People are economically rational about municipally owned and operated broadband systems. Emotions – hatred of incumbents or warm, fuzzy collectivist feelings – do not motivate consumers to switch ISPs or vote for tax-backed bonds to pay for a publicly provided gigabit. That’s my conclusion yet again, after reading yet another professionally executed muni broadband feasibility study, this one by Columbia Telecommunications Corporation for Multnomah County in Oregon (h/t to Fred Pilot at the U.S. Telecom Infrastructure Crisis blog).… More
It’s not about finding a mass market solution. It’s about finding a sufficiently acute mass market problem.
The struggle to develop a general fiber-to-the-home (FTTH) or premises (FTTP) business model for city-wide deployments doesn’t result from a market failure. Quite the contrary.
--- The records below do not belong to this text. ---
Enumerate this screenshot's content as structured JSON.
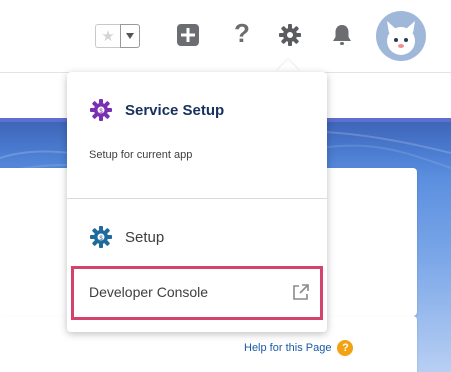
{
  "header": {
    "favorites": {
      "star_icon": "star-icon",
      "dropdown_icon": "chevron-down-icon"
    },
    "icons": [
      "plus-icon",
      "help-icon",
      "gear-icon",
      "bell-icon"
    ],
    "help_glyph": "?",
    "avatar": "avatar"
  },
  "setup_menu": {
    "service_setup": {
      "label": "Service Setup",
      "subtitle": "Setup for current app",
      "icon": "gear-icon",
      "icon_color": "#7b2fb2"
    },
    "setup": {
      "label": "Setup",
      "icon": "gear-icon",
      "icon_color": "#1f6a9c"
    },
    "developer_console": {
      "label": "Developer Console",
      "icon": "external-link-icon",
      "highlight_color": "#d4436b"
    }
  },
  "page": {
    "help_link": "Help for this Page",
    "help_icon_glyph": "?"
  }
}
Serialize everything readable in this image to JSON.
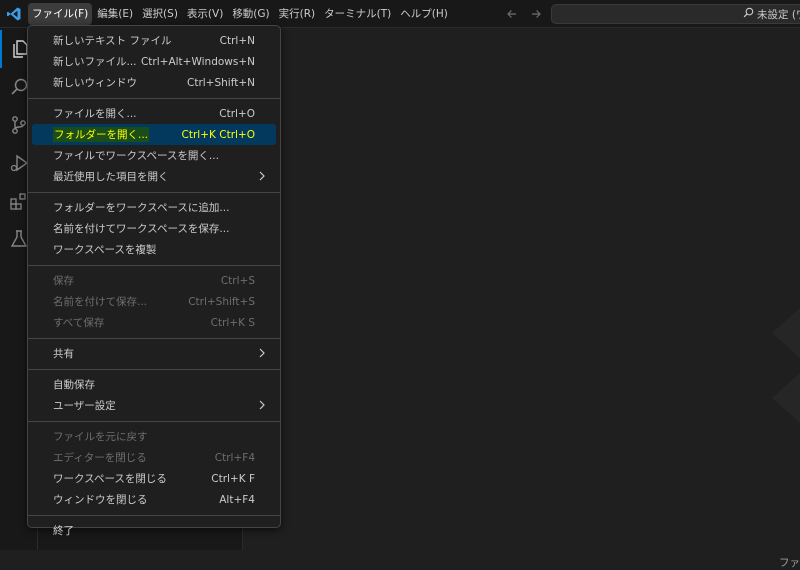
{
  "titlebar": {
    "menus": [
      "ファイル(F)",
      "編集(E)",
      "選択(S)",
      "表示(V)",
      "移動(G)",
      "実行(R)",
      "ターミナル(T)",
      "ヘルプ(H)"
    ],
    "search_text": "未設定 (ワ"
  },
  "editor": {
    "hint_text": "ファ"
  },
  "file_menu": {
    "new_text_file": {
      "label": "新しいテキスト ファイル",
      "shortcut": "Ctrl+N"
    },
    "new_file": {
      "label": "新しいファイル...",
      "shortcut": "Ctrl+Alt+Windows+N"
    },
    "new_window": {
      "label": "新しいウィンドウ",
      "shortcut": "Ctrl+Shift+N"
    },
    "open_file": {
      "label": "ファイルを開く...",
      "shortcut": "Ctrl+O"
    },
    "open_folder": {
      "label": "フォルダーを開く...",
      "shortcut": "Ctrl+K Ctrl+O"
    },
    "open_workspace": {
      "label": "ファイルでワークスペースを開く..."
    },
    "open_recent": {
      "label": "最近使用した項目を開く"
    },
    "add_folder": {
      "label": "フォルダーをワークスペースに追加..."
    },
    "save_workspace_as": {
      "label": "名前を付けてワークスペースを保存..."
    },
    "duplicate_workspace": {
      "label": "ワークスペースを複製"
    },
    "save": {
      "label": "保存",
      "shortcut": "Ctrl+S"
    },
    "save_as": {
      "label": "名前を付けて保存...",
      "shortcut": "Ctrl+Shift+S"
    },
    "save_all": {
      "label": "すべて保存",
      "shortcut": "Ctrl+K S"
    },
    "share": {
      "label": "共有"
    },
    "auto_save": {
      "label": "自動保存"
    },
    "preferences": {
      "label": "ユーザー設定"
    },
    "revert_file": {
      "label": "ファイルを元に戻す"
    },
    "close_editor": {
      "label": "エディターを閉じる",
      "shortcut": "Ctrl+F4"
    },
    "close_workspace": {
      "label": "ワークスペースを閉じる",
      "shortcut": "Ctrl+K F"
    },
    "close_window": {
      "label": "ウィンドウを閉じる",
      "shortcut": "Alt+F4"
    },
    "exit": {
      "label": "終了"
    }
  },
  "colors": {
    "accent": "#0078d4",
    "highlight_bg": "#04395e",
    "highlight_text": "#ffff00"
  }
}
It’s evidence that the laws of supply and demand are in full effect.
Demand, meet supply.
People generally get the broadband service someone else – a business or government agency mostly – is willing to give them for the price they’re willing to pay.… More
The unveiling of Gigabit Seattle yesterday is just the first step on a long road to building a fiber to the premises (FTTP) service for residents. The City of Seattle and the University of Washington have endorsed a plan by a consulting firm – Gigabit Squared – to “begin raising the capital needed” for a demonstration project.
It’s not small change. The 200 miles of fiber needed to reach 50,000 homes and businesses in 12 neighborhoods will cost something like $50 million to install and light up.… More
Like nearly every government agency in California, the City of Oakland was faced with increasing demand for public services and a decreasing budget. An evaluation was needed of the potential for wireless technology to make municipal staff more efficient and allow them to stay in the field longer, and to provide Internet service to residents, either directly in their homes and businesses or indirectly through community anchor institutions. This evaluation needed to focus specifically on Oakland’s diverse population, needs and terrain.… More